Total Cost - $20,270.26

American RadioWorks |
A student learns welding at a vocational high school in Massachusetts. (Photo: Emily Hanford)

Ready to Work

Vocational education was once a staple of American schooling, preparing some kids for blue-collar futures while others were put on a path to college. Today the new mantra is "college for all." But not everyone wants to go to college, and more than half of jobs don't require a bachelor's degree. Many experts say it's time to bring back career and technical education. This American RadioWorks documentary explores how vocational education is being reimagined.

Recent Posts

  • 09.17.14

    A company short on skilled workers creates its own college-degree program

    At a Toyota plant in Kentucky, young people are learning how to fix robots, earning associate's degrees and graduating with jobs that pay up to $80,000 a year.
  • 09.11.14

    A 21st-century vocational high school

    For years, vocational education was seen as a lesser form of schooling, tracking some kids into programs that ended up limiting their future opportunities. Today, in the nation's best vocational programs, things are different.
  • 09.10.14

    Career academies: A new twist on vocational ed

    Across the country, thousands of high schools are transforming into career academies. The idea is that students will be more engaged if they see how academics are connected to the world of work. And they’ll be more likely to get the postsecondary schooling they need to support themselves in today’s economy.
  • 09.09.14

    The troubled history of vocational education

    Vocational education was once used to track low-income students off to work while wealthier kids went to college.
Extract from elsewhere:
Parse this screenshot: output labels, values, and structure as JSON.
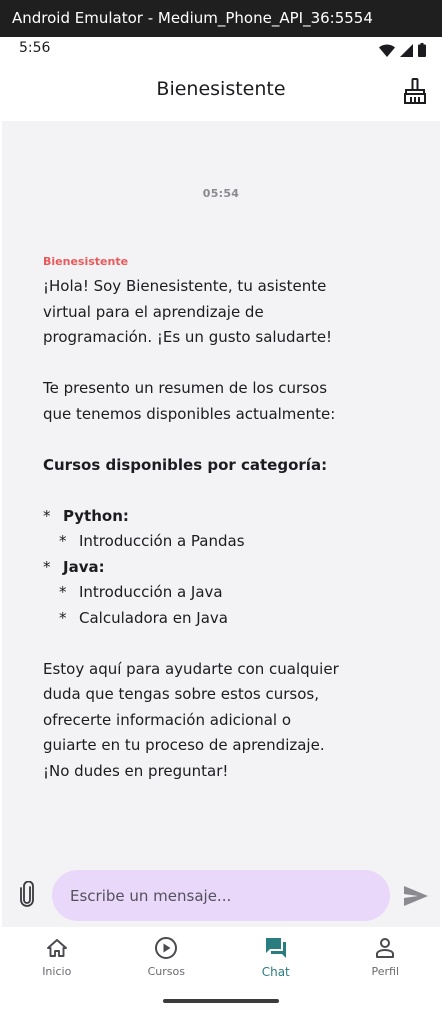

But advocates for today's career and technical education say things have changed, and graduates of vocational programs may have the advantage over graduates of traditional high schools.